YOUR GOAL
Reproduce the following entries verbatim, each one complete.

DATA FOR PROCESSING
----------

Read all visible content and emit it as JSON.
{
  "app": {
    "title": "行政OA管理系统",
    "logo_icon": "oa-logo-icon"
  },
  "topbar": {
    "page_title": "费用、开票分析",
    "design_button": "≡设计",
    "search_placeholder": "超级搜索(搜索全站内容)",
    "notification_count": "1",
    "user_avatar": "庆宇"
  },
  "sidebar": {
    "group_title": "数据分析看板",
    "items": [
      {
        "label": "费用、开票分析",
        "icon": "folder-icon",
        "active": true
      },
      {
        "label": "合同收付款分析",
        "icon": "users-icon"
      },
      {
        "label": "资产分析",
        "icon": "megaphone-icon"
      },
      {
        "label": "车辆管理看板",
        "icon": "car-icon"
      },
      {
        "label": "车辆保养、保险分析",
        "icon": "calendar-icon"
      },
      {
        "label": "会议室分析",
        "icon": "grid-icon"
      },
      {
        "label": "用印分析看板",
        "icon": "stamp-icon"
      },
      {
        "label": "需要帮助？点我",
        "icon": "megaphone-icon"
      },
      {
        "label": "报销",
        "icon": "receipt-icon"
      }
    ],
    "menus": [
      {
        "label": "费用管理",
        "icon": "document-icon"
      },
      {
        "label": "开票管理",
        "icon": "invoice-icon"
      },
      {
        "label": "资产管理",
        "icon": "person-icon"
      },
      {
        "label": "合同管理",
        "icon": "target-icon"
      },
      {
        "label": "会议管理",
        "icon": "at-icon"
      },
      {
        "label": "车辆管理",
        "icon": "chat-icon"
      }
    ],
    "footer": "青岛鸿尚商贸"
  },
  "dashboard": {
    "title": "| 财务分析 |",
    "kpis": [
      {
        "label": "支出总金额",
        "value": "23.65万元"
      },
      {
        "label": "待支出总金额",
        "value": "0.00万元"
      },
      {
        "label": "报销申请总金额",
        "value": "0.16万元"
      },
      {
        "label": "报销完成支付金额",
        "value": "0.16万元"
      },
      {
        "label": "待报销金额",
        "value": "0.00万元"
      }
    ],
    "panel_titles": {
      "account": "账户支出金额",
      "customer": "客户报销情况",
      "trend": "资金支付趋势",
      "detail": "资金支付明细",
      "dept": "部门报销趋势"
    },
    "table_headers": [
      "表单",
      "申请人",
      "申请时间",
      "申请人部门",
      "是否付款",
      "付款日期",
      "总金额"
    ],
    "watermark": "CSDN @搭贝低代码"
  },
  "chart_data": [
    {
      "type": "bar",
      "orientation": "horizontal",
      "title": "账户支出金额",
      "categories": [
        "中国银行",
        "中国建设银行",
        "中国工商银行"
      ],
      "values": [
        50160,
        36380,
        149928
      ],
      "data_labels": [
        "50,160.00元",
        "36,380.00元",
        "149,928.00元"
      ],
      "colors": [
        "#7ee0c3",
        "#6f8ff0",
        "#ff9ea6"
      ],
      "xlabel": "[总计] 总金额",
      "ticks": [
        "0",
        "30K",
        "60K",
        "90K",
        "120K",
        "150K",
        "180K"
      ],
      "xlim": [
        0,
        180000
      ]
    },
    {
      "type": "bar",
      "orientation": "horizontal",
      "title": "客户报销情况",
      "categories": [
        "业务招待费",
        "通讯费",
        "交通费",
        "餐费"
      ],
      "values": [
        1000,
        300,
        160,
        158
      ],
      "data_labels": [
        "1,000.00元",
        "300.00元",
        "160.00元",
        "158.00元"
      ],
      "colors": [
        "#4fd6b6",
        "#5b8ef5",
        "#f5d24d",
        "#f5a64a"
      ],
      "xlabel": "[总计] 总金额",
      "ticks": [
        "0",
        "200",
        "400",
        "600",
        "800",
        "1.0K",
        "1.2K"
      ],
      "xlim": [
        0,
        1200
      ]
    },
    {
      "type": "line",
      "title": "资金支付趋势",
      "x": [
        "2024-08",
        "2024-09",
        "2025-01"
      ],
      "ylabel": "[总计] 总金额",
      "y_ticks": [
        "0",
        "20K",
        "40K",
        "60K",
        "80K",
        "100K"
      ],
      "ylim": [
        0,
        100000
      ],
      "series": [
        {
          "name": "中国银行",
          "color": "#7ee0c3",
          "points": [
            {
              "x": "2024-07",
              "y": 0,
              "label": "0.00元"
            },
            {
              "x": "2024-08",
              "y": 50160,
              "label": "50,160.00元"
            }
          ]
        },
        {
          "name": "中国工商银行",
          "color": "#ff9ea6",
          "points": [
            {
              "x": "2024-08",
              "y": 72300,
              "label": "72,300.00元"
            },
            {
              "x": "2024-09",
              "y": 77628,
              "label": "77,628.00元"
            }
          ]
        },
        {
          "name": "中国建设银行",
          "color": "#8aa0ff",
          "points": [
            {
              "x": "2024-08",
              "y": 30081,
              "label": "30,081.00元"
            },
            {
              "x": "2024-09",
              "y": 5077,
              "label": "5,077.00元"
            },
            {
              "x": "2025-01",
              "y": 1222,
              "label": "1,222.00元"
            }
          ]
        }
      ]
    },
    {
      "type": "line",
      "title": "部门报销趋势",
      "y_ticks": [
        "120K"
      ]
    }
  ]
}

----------

EXERCISE RESULT
Read all visible content and emit it as JSON.
{
  "app": {
    "title": "行政OA管理系统",
    "logo_icon": "oa-logo-icon"
  },
  "topbar": {
    "page_title": "费用、开票分析",
    "design_button": "≡设计",
    "search_placeholder": "超级搜索(搜索全站内容)",
    "notification_count": "1",
    "user_avatar": "庆宇"
  },
  "sidebar": {
    "group_title": "数据分析看板",
    "items": [
      {
        "label": "费用、开票分析",
        "icon": "folder-icon",
        "active": true
      },
      {
        "label": "合同收付款分析",
        "icon": "users-icon"
      },
      {
        "label": "资产分析",
        "icon": "megaphone-icon"
      },
      {
        "label": "车辆管理看板",
        "icon": "car-icon"
      },
      {
        "label": "车辆保养、保险分析",
        "icon": "calendar-icon"
      },
      {
        "label": "会议室分析",
        "icon": "grid-icon"
      },
      {
        "label": "用印分析看板",
        "icon": "stamp-icon"
      },
      {
        "label": "需要帮助？点我",
        "icon": "megaphone-icon"
      },
      {
        "label": "报销",
        "icon": "receipt-icon"
      }
    ],
    "menus": [
      {
        "label": "费用管理",
        "icon": "document-icon"
      },
      {
        "label": "开票管理",
        "icon": "invoice-icon"
      },
      {
        "label": "资产管理",
        "icon": "person-icon"
      },
      {
        "label": "合同管理",
        "icon": "target-icon"
      },
      {
        "label": "会议管理",
        "icon": "at-icon"
      },
      {
        "label": "车辆管理",
        "icon": "chat-icon"
      }
    ],
    "footer": "青岛鸿尚商贸"
  },
  "dashboard": {
    "title": "| 财务分析 |",
    "kpis": [
      {
        "label": "支出总金额",
        "value": "23.65万元"
      },
      {
        "label": "待支出总金额",
        "value": "0.00万元"
      },
      {
        "label": "报销申请总金额",
        "value": "0.16万元"
      },
      {
        "label": "报销完成支付金额",
        "value": "0.16万元"
      },
      {
        "label": "待报销金额",
        "value": "0.00万元"
      }
    ],
    "panel_titles": {
      "account": "账户支出金额",
      "customer": "客户报销情况",
      "trend": "资金支付趋势",
      "detail": "资金支付明细",
      "dept": "部门报销趋势"
    },
    "table_headers": [
      "表单",
      "申请人",
      "申请时间",
      "申请人部门",
      "是否付款",
      "付款日期",
      "总金额"
    ],
    "watermark": "CSDN @搭贝低代码"
  },
  "chart_data": [
    {
      "type": "bar",
      "orientation": "horizontal",
      "title": "账户支出金额",
      "categories": [
        "中国银行",
        "中国建设银行",
        "中国工商银行"
      ],
      "values": [
        50160,
        36380,
        149928
      ],
      "data_labels": [
        "50,160.00元",
        "36,380.00元",
        "149,928.00元"
      ],
      "colors": [
        "#7ee0c3",
        "#6f8ff0",
        "#ff9ea6"
      ],
      "xlabel": "[总计] 总金额",
      "ticks": [
        "0",
        "30K",
        "60K",
        "90K",
        "120K",
        "150K",
        "180K"
      ],
      "xlim": [
        0,
        180000
      ]
    },
    {
      "type": "bar",
      "orientation": "horizontal",
      "title": "客户报销情况",
      "categories": [
        "业务招待费",
        "通讯费",
        "交通费",
        "餐费"
      ],
      "values": [
        1000,
        300,
        160,
        158
      ],
      "data_labels": [
        "1,000.00元",
        "300.00元",
        "160.00元",
        "158.00元"
      ],
      "colors": [
        "#4fd6b6",
        "#5b8ef5",
        "#f5d24d",
        "#f5a64a"
      ],
      "xlabel": "[总计] 总金额",
      "ticks": [
        "0",
        "200",
        "400",
        "600",
        "800",
        "1.0K",
        "1.2K"
      ],
      "xlim": [
        0,
        1200
      ]
    },
    {
      "type": "line",
      "title": "资金支付趋势",
      "x": [
        "2024-08",
        "2024-09",
        "2025-01"
      ],
      "ylabel": "[总计] 总金额",
      "y_ticks": [
        "0",
        "20K",
        "40K",
        "60K",
        "80K",
        "100K"
      ],
      "ylim": [
        0,
        100000
      ],
      "series": [
        {
          "name": "中国银行",
          "color": "#7ee0c3",
          "points": [
            {
              "x": "2024-07",
              "y": 0,
              "label": "0.00元"
            },
            {
              "x": "2024-08",
              "y": 50160,
              "label": "50,160.00元"
            }
          ]
        },
        {
          "name": "中国工商银行",
          "color": "#ff9ea6",
          "points": [
            {
              "x": "2024-08",
              "y": 72300,
              "label": "72,300.00元"
            },
            {
              "x": "2024-09",
              "y": 77628,
              "label": "77,628.00元"
            }
          ]
        },
        {
          "name": "中国建设银行",
          "color": "#8aa0ff",
          "points": [
            {
              "x": "2024-08",
              "y": 30081,
              "label": "30,081.00元"
            },
            {
              "x": "2024-09",
              "y": 5077,
              "label": "5,077.00元"
            },
            {
              "x": "2025-01",
              "y": 1222,
              "label": "1,222.00元"
            }
          ]
        }
      ]
    },
    {
      "type": "line",
      "title": "部门报销趋势",
      "y_ticks": [
        "120K"
      ]
    }
  ]
}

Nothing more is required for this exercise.